A review study last year at Johns Hopkins looked at the relationship between mindfulness meditation and its ability to reduce symptoms of depression, anxiety, and pain. Researcher Madhav Goyal and his team found that the effect size of meditation was moderate, at 0.3. If this sounds low, keep in mind that the effect size for antidepressants is also 0.3, which makes the effect of meditation sound pretty good. Meditation is, after all an active form of brain training.
“A lot of people have this idea that meditation means sitting down and doing nothing,” says Goyal. “But that’s not true. Meditation is an active training of the mind to increase awareness, and different meditation programs approach this in different ways.” Meditation isn’t a magic bullet for depression, as no treatment is, but it’s one of the tools that may help manage symptoms.
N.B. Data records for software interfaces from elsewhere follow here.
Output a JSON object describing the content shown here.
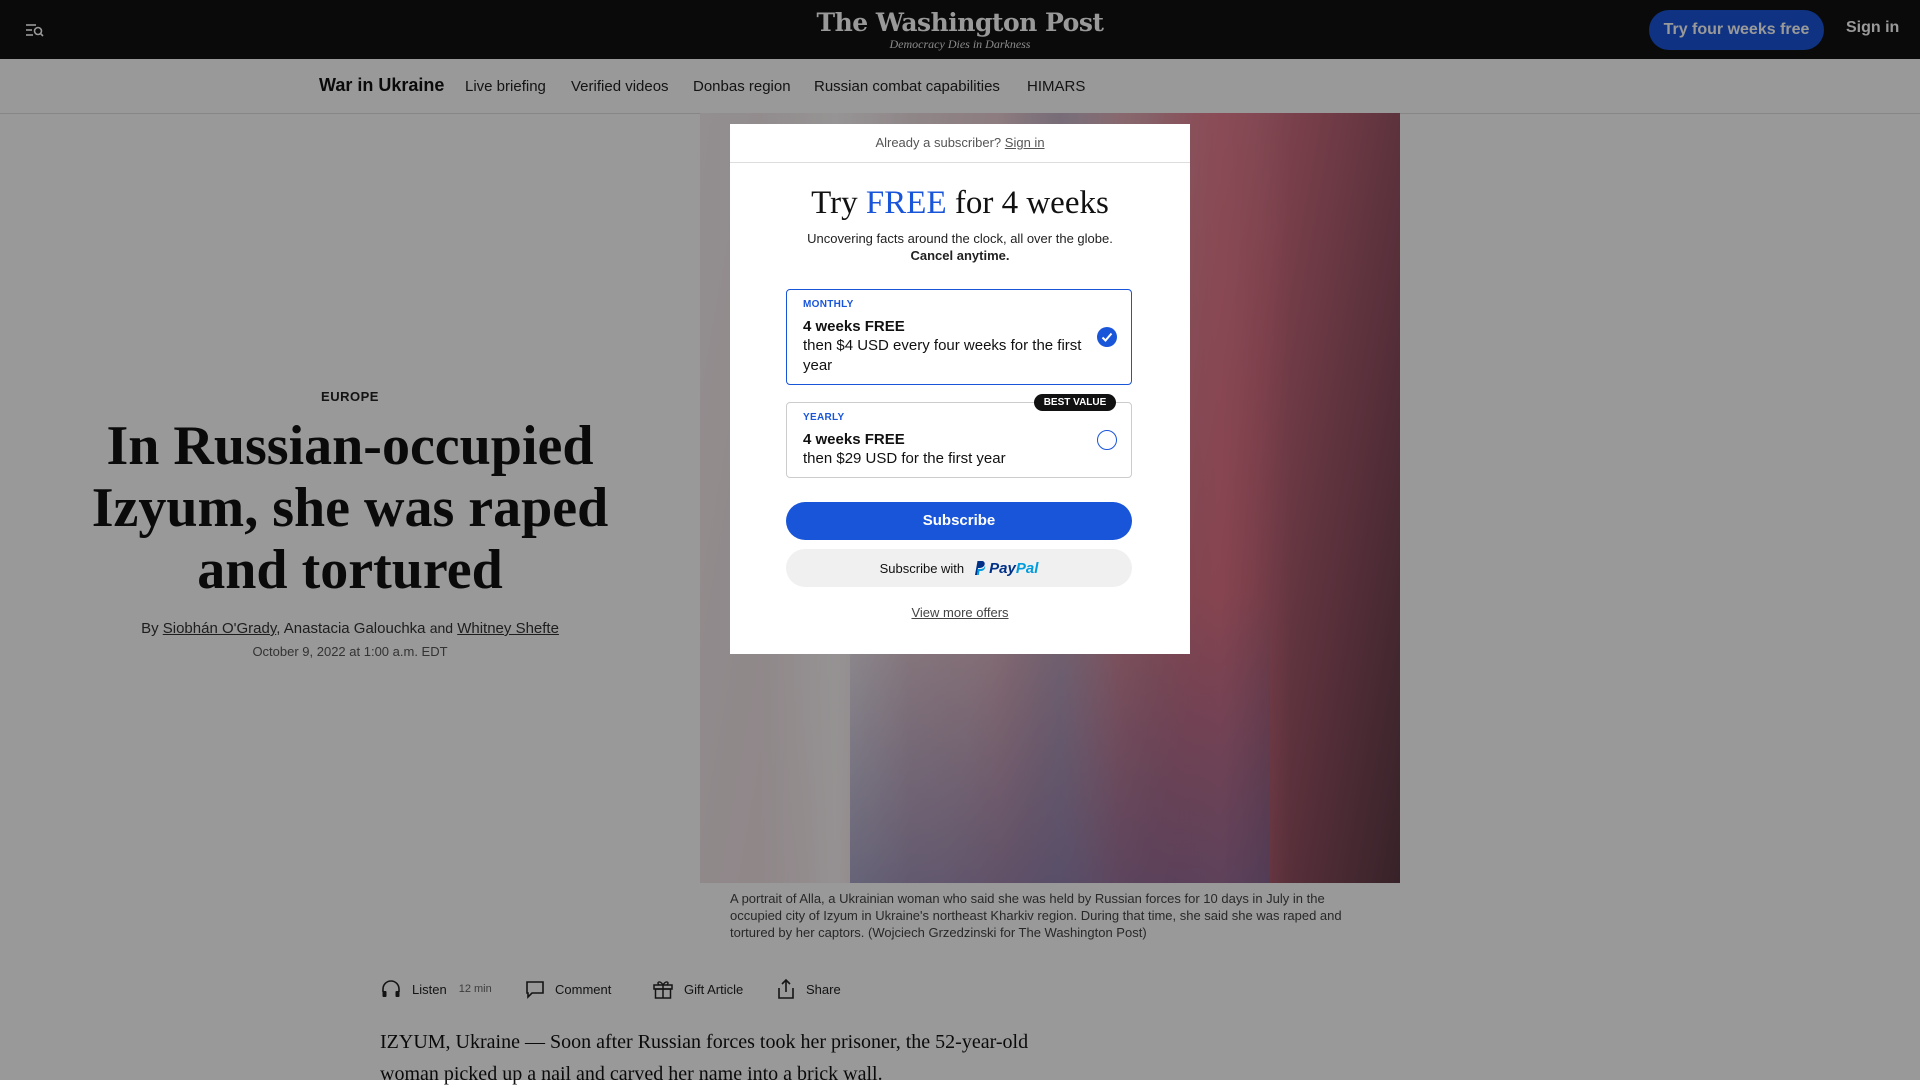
{
  "header": {
    "logo": "The Washington Post",
    "tagline": "Democracy Dies in Darkness",
    "cta_label": "Try four weeks free",
    "signin_label": "Sign in"
  },
  "subnav": {
    "title": "War in Ukraine",
    "links": [
      "Live briefing",
      "Verified videos",
      "Donbas region",
      "Russian combat capabilities",
      "HIMARS"
    ]
  },
  "article": {
    "kicker": "EUROPE",
    "headline": "In Russian-occupied Izyum, she was raped and tortured",
    "byline_prefix": "By",
    "authors": [
      "Siobhán O'Grady",
      "Anastacia Galouchka",
      "Whitney Shefte"
    ],
    "byline_and": "and",
    "date": "October 9, 2022 at 1:00 a.m. EDT",
    "caption": "A portrait of Alla, a Ukrainian woman who said she was held by Russian forces for 10 days in July in the occupied city of Izyum in Ukraine's northeast Kharkiv region. During that time, she said she was raped and tortured by her captors. (Wojciech Grzedzinski for The Washington Post)",
    "body_first": "IZYUM, Ukraine — Soon after Russian forces took her prisoner, the 52-year-old woman picked up a nail and carved her name into a brick wall."
  },
  "toolbar": {
    "listen_label": "Listen",
    "listen_minutes": "12 min",
    "comment_label": "Comment",
    "gift_label": "Gift Article",
    "share_label": "Share"
  },
  "modal": {
    "already_text": "Already a subscriber?",
    "signin_label": "Sign in",
    "title_pre": "Try",
    "title_free": "FREE",
    "title_post": "for 4 weeks",
    "subtitle": "Uncovering facts around the clock, all over the globe.",
    "cancel_text": "Cancel anytime.",
    "monthly": {
      "tag": "MONTHLY",
      "title": "4 weeks FREE",
      "desc": "then $4 USD every four weeks for the first year",
      "selected": true
    },
    "yearly": {
      "tag": "YEARLY",
      "title": "4 weeks FREE",
      "desc": "then $29 USD for the first year",
      "badge": "BEST VALUE",
      "selected": false
    },
    "subscribe_label": "Subscribe",
    "paypal_prefix": "Subscribe with",
    "paypal_pay": "Pay",
    "paypal_pal": "Pal",
    "more_offers": "View more offers"
  },
  "colors": {
    "accent": "#1955d9",
    "topbar": "#111111",
    "overlay": "rgba(0,0,0,0.40)"
  },
  "icons": [
    "menu-search-icon",
    "headphones-icon",
    "comment-icon",
    "gift-icon",
    "share-icon",
    "checkmark-icon",
    "paypal-icon"
  ]
}
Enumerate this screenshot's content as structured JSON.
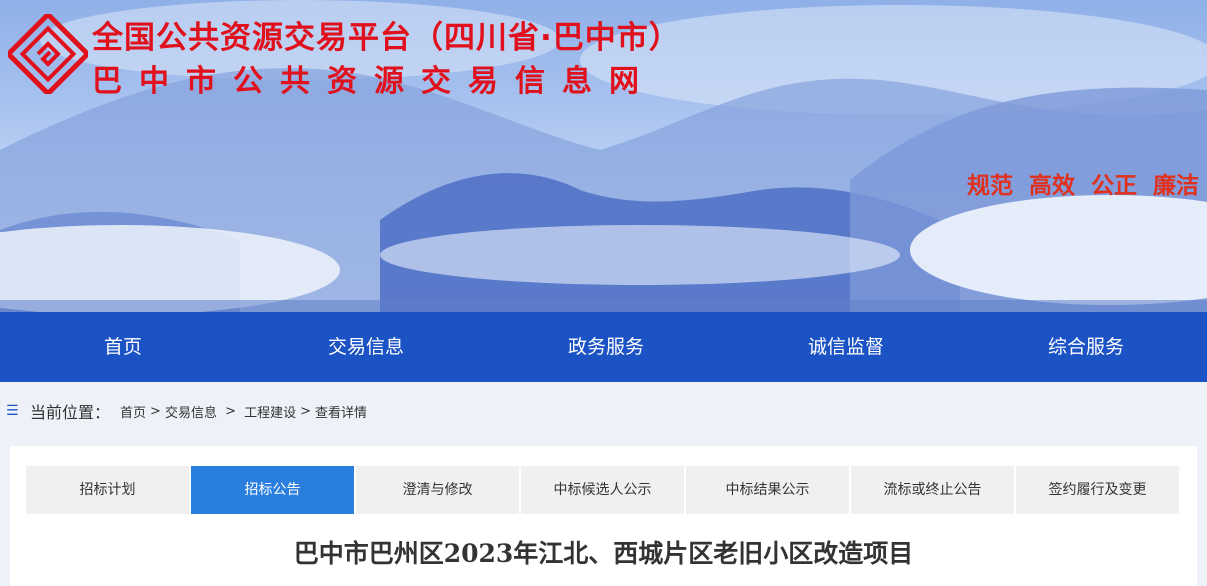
{
  "header": {
    "title": "全国公共资源交易平台（四川省·巴中市）",
    "subtitle": "巴中市公共资源交易信息网",
    "slogans": [
      "规范",
      "高效",
      "公正",
      "廉洁"
    ]
  },
  "nav": {
    "items": [
      "首页",
      "交易信息",
      "政务服务",
      "诚信监督",
      "综合服务"
    ]
  },
  "breadcrumb": {
    "label": "当前位置：",
    "items": [
      "首页",
      "交易信息",
      "工程建设",
      "查看详情"
    ]
  },
  "tabs": {
    "items": [
      "招标计划",
      "招标公告",
      "澄清与修改",
      "中标候选人公示",
      "中标结果公示",
      "流标或终止公告",
      "签约履行及变更"
    ],
    "active": "招标公告"
  },
  "article": {
    "title": "巴中市巴州区2023年江北、西城片区老旧小区改造项目"
  },
  "colors": {
    "brand_red": "#e0101c",
    "nav_blue": "#1b52c4",
    "tab_active": "#2a7ede"
  },
  "icons": [
    "logo-emblem",
    "list-icon"
  ]
}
Meditation is a Stress Reducer
Stress is the body’s response to unforeseen adversities. Encountering immediate threats increase the level of cortisol, or stress hormone in the body, and activates the Autonomic Nervous system, which is responsible for fight-or-flight responses. Brain studies of regular meditators revealed that they have lower cortisol level in their brains, which explains their resilience and insightful nature.
Several studies suggest that mindfulness meditation can benefit those who struggle with stress, anxiety and depression issues. A literature review conducted in 2017 assessed 48 mindfulness meditation trials that involved around 3,675 participants. The review concluded that meditation is a useful tool that helps relieve symptoms of anxiety and depression. And not only do meditators feel less stressed, their levels of the “stress hormone” cortisol decrease measurably.
Chogyal Rinpoche, a spiritual leader and meditation expert, explains how meditation gradually calms the mind and prevents strong emotions from erupting uncontrollably. So rather than allowing themselves to be overcome by depression and stress, meditators learn to calm their minds and achieve balance.
Meditation Improves Cognition
Researchers agree that an excellent way for professionals to increase the likelihood of success is to keep meditation practice as a part of their daily routine. Studies have revealed that both transcendent and mindful meditation practices improve the brain’s problem-solving and decision-making strategies, which can bring a desirable shift in our professional life.
Meditation Enhances Empathy
Loving-kindness or compassion meditation fires neural connections to brain sites that regulate positive emotions like empathy and kindness. The deep state of flow that meditation induces builds social connectedness and make us more affectionate and amicable as a person.